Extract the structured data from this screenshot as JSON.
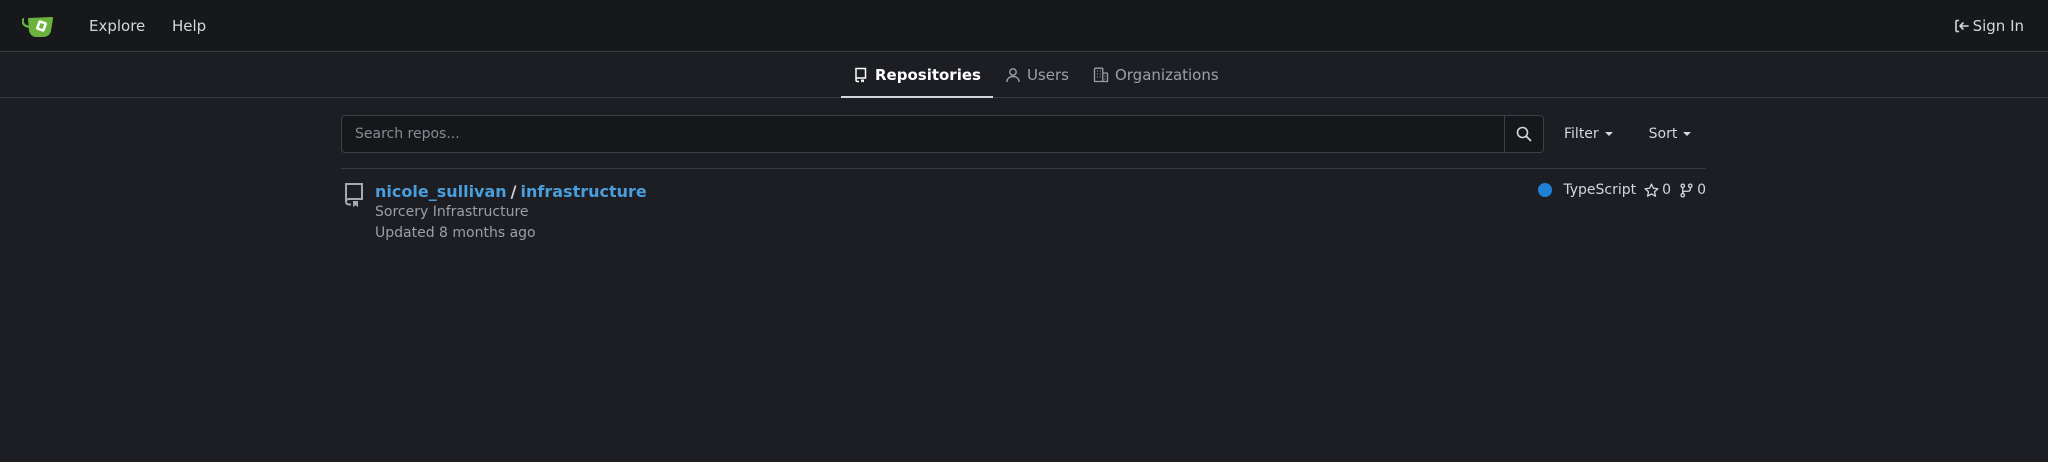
{
  "header": {
    "nav": {
      "explore": "Explore",
      "help": "Help"
    },
    "sign_in": "Sign In",
    "brand_color": "#6cb33e"
  },
  "tabs": [
    {
      "label": "Repositories",
      "icon": "repo-icon",
      "active": true
    },
    {
      "label": "Users",
      "icon": "person-icon",
      "active": false
    },
    {
      "label": "Organizations",
      "icon": "organization-icon",
      "active": false
    }
  ],
  "search": {
    "placeholder": "Search repos...",
    "value": "",
    "filter_label": "Filter",
    "sort_label": "Sort"
  },
  "repos": [
    {
      "owner": "nicole_sullivan",
      "separator": "/",
      "name": "infrastructure",
      "description": "Sorcery Infrastructure",
      "updated": "Updated 8 months ago",
      "language": "TypeScript",
      "language_color": "#1f80d8",
      "stars": "0",
      "forks": "0"
    }
  ]
}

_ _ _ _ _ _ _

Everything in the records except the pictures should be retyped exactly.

Extract the structured data from this screenshot as JSON.
{
  "header": {
    "nav": {
      "explore": "Explore",
      "help": "Help"
    },
    "sign_in": "Sign In",
    "brand_color": "#6cb33e"
  },
  "tabs": [
    {
      "label": "Repositories",
      "icon": "repo-icon",
      "active": true
    },
    {
      "label": "Users",
      "icon": "person-icon",
      "active": false
    },
    {
      "label": "Organizations",
      "icon": "organization-icon",
      "active": false
    }
  ],
  "search": {
    "placeholder": "Search repos...",
    "value": "",
    "filter_label": "Filter",
    "sort_label": "Sort"
  },
  "repos": [
    {
      "owner": "nicole_sullivan",
      "separator": "/",
      "name": "infrastructure",
      "description": "Sorcery Infrastructure",
      "updated": "Updated 8 months ago",
      "language": "TypeScript",
      "language_color": "#1f80d8",
      "stars": "0",
      "forks": "0"
    }
  ]
}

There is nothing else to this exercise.